And, yet, log on to Twitter, search an Orioles message board or sidle up to a bar in the Baltimore area and mention Jones. Then wait for the inevitable criticism: Jones swings out of his shoes; he can't lay off a slider in the dirt; he won't take a walk; he allows too many fly balls to go over his head; he keeps blowing that bubble gum while running for a catch.
Jones, who is hitting .301 with 16 home runs and 54 RBIs while playing in all 94 of the American League East-leading Orioles' games this year, knows what's being said.
"I get to hear it, but at the same time they understand that I grind it out. I make them extremely happy when I swing the bat and am doing my job," Jones said about fans. "I don't go to anybody else's job and give criticism or anything like that.
"But I know this is a different situation because sports is obviously what people live vicariously through. If they had a bad day, sports can pick them up, and I get that. Hey, as long as they keep coming to the Yard and support the Orioles while I'm here, that's OK."
'My mental toughness is very strong'
Jones understands that some of the criticism rings true.
He's not a patient hitter and, consequently, he doesn't walk much — his career on-base percentage is a subpar .322 despite a strong .281 career average. He'll counter that his aggressive approach has him zeroing in on his third consecutive 30-homer season and his second straight year with 100 RBIs while ranking 12th in the AL in batting average in 2014.
Defensively, he's a three-time AL Gold Glove winner who has four errors and four outfield assists this season. When Jones misses a catch he believes that he should make, he immediately takes responsibility for it in the media. As for the bubble gum argument, well, his response to those can't be printed without blocking out several choice words.
But if the verbal barbs are warranted, Jones said he can shoulder it.
"If you can't handle constructive criticism then, trust me, you won't be in this game. This isn't a game of the weak-minded, and I'm one of the most mentally tough people — I wouldn't say ever — but my mental toughness is very strong," Jones said. "And so people will say whatever they want to say. That's fine with me. As long as you support the team, then please voice your opinion."
That's not to say, though, he'll listen and then change his ways.
"I'm glad you voice your opinion.

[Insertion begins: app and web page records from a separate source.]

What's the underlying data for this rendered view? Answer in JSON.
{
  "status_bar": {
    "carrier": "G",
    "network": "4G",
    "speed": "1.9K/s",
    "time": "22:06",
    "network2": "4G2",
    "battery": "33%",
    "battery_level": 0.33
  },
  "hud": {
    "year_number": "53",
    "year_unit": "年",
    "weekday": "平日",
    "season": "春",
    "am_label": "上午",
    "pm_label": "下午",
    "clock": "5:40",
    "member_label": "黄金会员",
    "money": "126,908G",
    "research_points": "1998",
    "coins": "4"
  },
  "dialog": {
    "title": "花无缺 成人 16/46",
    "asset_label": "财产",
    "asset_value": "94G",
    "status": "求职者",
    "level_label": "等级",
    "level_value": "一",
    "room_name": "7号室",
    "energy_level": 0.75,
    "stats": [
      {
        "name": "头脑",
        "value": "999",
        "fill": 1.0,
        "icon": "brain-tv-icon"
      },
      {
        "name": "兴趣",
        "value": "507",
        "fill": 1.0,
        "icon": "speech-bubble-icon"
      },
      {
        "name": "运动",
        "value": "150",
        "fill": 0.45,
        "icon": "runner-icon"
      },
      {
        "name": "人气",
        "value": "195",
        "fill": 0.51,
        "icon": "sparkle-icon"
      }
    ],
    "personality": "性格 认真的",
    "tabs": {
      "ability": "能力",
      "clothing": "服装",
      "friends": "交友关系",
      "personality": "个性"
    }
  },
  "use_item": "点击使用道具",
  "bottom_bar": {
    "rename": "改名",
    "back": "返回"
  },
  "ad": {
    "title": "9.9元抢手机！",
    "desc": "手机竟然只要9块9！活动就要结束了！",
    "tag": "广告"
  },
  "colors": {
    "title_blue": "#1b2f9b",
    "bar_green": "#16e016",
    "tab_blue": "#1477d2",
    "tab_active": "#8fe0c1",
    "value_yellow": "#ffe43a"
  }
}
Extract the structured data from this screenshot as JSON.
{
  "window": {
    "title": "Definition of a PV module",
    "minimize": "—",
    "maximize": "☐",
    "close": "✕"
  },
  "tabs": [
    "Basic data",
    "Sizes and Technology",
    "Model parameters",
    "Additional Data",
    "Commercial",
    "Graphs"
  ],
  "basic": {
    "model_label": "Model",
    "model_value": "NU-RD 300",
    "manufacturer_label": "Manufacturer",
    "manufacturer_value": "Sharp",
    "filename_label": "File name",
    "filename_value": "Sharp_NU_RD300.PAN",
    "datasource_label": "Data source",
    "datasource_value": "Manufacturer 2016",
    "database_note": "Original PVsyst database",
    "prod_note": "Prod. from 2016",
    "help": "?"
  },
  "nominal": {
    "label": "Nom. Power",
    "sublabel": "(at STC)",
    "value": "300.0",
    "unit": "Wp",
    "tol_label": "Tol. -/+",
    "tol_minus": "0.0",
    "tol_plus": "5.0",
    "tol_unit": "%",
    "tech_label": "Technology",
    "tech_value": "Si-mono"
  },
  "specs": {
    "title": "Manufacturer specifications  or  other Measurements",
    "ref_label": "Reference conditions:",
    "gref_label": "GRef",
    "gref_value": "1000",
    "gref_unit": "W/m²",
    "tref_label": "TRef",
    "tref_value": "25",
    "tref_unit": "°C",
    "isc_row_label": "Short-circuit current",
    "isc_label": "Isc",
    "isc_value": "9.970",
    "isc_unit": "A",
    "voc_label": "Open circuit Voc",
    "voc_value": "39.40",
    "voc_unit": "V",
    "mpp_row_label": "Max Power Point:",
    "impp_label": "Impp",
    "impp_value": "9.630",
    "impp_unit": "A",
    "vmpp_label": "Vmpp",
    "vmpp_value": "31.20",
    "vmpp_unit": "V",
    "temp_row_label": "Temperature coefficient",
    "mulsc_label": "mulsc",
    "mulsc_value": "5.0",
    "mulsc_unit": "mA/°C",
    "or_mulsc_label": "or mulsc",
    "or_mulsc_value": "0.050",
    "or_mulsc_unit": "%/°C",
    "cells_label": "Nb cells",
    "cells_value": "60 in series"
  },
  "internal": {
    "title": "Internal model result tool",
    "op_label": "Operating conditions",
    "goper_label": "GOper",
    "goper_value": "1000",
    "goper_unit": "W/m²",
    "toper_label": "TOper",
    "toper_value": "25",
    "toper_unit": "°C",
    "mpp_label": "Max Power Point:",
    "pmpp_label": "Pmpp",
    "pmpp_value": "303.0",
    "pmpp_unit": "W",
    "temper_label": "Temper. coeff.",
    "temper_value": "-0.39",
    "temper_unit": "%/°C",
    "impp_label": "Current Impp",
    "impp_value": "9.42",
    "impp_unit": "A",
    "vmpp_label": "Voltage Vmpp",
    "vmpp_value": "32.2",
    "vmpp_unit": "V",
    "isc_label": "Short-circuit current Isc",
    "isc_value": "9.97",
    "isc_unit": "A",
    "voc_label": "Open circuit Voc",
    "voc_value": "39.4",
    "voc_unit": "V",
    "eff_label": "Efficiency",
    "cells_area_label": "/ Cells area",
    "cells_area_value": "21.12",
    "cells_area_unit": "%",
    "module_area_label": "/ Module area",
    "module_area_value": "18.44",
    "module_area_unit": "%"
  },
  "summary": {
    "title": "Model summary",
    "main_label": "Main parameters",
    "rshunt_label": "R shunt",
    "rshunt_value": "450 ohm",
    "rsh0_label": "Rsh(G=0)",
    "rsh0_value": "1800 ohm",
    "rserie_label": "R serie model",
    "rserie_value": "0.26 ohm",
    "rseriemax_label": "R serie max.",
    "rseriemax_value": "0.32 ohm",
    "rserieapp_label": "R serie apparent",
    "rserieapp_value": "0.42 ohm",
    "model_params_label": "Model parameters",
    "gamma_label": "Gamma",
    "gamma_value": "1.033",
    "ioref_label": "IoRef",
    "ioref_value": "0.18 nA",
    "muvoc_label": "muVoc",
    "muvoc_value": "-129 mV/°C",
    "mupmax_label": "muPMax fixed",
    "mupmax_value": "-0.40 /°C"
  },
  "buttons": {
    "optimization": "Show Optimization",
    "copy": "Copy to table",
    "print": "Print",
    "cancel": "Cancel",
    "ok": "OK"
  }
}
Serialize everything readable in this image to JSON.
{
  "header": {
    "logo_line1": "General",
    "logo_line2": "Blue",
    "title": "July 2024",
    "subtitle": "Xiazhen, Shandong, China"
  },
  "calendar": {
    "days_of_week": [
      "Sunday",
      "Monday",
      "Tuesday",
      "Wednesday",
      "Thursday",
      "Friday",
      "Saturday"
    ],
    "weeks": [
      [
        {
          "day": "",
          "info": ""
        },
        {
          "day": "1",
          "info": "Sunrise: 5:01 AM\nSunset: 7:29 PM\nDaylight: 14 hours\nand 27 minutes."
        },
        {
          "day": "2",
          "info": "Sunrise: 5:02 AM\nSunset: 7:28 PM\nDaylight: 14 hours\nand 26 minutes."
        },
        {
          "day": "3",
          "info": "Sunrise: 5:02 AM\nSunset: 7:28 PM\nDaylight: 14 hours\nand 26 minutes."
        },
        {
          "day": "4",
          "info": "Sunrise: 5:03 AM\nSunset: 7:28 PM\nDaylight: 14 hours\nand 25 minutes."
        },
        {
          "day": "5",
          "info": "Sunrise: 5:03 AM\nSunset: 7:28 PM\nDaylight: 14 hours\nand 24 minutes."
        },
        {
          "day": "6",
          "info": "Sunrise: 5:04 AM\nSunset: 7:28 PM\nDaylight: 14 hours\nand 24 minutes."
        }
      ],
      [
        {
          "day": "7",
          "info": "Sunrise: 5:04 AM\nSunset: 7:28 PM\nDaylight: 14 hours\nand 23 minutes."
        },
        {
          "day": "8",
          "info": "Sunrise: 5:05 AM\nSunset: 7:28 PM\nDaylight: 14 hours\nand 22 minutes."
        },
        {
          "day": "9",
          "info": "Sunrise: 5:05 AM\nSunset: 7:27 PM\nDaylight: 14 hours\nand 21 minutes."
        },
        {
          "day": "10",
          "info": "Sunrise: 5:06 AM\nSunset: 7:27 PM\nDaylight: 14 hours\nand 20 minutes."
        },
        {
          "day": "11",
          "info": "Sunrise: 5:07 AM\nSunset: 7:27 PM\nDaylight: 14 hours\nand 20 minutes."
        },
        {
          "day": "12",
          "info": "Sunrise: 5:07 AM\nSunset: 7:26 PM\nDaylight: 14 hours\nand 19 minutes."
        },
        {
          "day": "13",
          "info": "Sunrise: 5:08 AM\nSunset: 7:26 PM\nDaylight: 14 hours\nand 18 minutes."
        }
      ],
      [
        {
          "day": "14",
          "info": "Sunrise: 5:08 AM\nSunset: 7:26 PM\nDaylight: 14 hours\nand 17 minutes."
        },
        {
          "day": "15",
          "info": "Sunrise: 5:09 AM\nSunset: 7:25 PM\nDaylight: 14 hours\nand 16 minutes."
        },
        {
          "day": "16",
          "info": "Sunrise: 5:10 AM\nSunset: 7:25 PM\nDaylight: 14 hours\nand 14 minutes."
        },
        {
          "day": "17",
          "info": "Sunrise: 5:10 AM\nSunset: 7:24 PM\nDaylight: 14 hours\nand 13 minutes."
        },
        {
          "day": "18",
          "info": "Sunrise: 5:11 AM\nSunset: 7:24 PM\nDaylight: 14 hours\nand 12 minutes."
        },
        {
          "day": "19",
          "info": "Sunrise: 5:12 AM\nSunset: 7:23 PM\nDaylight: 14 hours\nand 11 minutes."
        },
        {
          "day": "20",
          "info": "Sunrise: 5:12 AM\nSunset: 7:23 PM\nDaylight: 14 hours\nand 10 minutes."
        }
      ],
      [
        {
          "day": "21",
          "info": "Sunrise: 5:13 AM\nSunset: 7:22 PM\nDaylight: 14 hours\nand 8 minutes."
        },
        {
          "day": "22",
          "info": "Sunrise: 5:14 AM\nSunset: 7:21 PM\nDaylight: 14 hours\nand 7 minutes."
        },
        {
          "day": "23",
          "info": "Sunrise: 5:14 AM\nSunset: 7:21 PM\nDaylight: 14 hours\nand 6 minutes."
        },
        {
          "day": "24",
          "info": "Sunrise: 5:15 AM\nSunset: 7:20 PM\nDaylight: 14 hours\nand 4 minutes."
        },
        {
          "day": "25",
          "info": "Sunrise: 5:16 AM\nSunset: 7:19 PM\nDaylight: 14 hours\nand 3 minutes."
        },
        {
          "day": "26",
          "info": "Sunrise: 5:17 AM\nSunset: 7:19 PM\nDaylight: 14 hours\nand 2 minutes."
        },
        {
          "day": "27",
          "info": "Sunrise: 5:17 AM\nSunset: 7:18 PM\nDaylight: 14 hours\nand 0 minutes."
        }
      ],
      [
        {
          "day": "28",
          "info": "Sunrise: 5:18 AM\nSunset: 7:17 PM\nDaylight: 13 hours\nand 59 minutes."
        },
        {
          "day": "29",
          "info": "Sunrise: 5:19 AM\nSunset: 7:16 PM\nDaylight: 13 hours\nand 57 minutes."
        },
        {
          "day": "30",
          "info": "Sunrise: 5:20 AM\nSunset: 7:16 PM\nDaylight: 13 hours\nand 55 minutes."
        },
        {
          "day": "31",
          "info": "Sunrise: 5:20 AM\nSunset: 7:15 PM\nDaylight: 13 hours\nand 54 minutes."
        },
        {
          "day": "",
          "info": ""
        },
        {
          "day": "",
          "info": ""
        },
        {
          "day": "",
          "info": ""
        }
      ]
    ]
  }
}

Ain't gonna make me no difference, but I'm glad you voiced your opinion," he said.
Orioles first baseman Chris Davis said that's not just a line from a sensitive athlete who's trying to put on a good public face while stewing inside. Adulation or criticism, Davis said Jones is indifferent.
"I don't think Adam really cares, to be honest with you," Davis said. "I think the fact that the fans voted him in [as an All-Star], he's appreciative of that. But, at the end of the day, I don't think Adam really cares what people think. I think that's pretty obvious with the way he carries himself. And it's a good attitude to have sometimes."
'He has really grown and matured'
So that's the first part of this story. That Adam Jones is arguably the most beloved current Orioles player and also the most often criticized, at least consistently among everyday players.